Tonawanda News

December 19, 2013

Principal tenure raises tensions

By Michael Regan michael.regan@tonawanda-news.com
The Tonawanda News

Tonawanda News — The North Tonawanda Board of Education on Wednesday approved the tenure of Spruce Elementary School Principal Victoria Pohlman following an overwhelming response from teachers and administrators in the district who supported the move. 

Only one board members objected to her tenure, James Martineck, who did not cite his reasons for his decision. 

But the discussion among board members during the weeks and months leading up to the vote about Pohlman’s tenure, held outside of the public’s purview in executive sessions, was initially split, sources said, though they declined to elaborate on the nature of the disagreement.

Union employees, made up of teachers and administrators, packed the district’s board room on Wednesday, some speaking out in support of Pohlman during a public session. 

Pohlman is a longtime educator who has more than two decades in the district as a speech therapist, had various stints in Amherst and North Tonawanda as an assistant principal, and two years as principal of Gilmore Elementary before it closed and she moved to Spruce.
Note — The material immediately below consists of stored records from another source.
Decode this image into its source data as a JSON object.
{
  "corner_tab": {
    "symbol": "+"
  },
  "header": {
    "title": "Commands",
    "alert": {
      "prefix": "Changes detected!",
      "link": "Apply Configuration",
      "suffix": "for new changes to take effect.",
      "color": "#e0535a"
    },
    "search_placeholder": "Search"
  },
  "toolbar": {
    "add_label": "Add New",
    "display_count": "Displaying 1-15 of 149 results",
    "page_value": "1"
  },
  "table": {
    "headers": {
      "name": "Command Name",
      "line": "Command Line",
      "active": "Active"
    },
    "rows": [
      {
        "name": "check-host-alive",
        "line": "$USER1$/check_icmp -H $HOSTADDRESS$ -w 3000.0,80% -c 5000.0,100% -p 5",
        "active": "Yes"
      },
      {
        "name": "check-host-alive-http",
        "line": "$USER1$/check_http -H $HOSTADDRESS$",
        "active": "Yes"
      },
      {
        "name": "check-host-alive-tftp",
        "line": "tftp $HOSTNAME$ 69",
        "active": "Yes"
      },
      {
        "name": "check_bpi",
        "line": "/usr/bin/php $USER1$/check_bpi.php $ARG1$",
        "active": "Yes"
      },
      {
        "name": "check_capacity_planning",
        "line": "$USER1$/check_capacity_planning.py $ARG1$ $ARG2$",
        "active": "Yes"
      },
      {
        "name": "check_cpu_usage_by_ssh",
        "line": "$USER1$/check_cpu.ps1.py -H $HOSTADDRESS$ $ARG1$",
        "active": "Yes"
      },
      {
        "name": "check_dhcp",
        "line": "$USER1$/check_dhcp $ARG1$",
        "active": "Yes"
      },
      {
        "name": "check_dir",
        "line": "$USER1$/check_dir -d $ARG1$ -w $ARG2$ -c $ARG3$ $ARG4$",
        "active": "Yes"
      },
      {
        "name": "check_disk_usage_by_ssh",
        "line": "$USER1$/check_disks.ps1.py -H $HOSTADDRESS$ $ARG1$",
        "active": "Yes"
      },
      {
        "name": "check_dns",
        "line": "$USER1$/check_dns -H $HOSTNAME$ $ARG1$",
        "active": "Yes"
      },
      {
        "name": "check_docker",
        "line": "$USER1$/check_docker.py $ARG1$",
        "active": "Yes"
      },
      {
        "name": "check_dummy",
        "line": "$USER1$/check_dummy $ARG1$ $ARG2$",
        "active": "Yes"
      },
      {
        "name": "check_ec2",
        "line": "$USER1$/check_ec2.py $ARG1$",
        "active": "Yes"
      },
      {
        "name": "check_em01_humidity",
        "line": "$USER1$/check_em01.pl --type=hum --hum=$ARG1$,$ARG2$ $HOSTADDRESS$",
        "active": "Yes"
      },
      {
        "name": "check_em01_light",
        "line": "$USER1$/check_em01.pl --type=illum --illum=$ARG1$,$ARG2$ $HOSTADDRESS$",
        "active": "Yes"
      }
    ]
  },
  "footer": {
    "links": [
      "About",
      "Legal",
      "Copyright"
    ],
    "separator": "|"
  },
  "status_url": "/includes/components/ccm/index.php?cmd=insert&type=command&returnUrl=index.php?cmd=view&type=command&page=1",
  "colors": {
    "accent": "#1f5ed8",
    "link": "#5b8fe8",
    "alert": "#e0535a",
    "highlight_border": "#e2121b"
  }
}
She was in attendance. 

Pohlman had already been granted tenure for several of her past positions, but was up for a new evaluation while in her third year as principal. 

The possibility that the board would not back Pohlman’s tenure caused dozens of letters to flood into members on her behalf, including one from Mayor Rob Ortt, while board member Colleen Osborn said she received what she described as a threatening letter at her home, which she read aloud during Wednesday’s meeting. 

The letter, obtained by the Tonawanda News, was not signed, but referred to Osborn as “vindictive” and called her the “worst mother of the year.”

“I don’t know your name but have reason to believe you are in this room,” said Osborn, of the letter’s author, while also citing the fact that many of her own children have attended Spruce over a 12-year period. “I have firsthand information when it comes to turnover and turmoil that surround the school.” 

Every board member in attendance spoke out against the letter and in support of Osborn, including Board President Kevin LoCicero, who said he has also received threatening letters at his home. 

“I guess it comes with the territory but it’s a shame that this is how it has to be,” said Art Pappas, the board vice president. “It’s a sad commentary but it seems to going on more and more all the time.”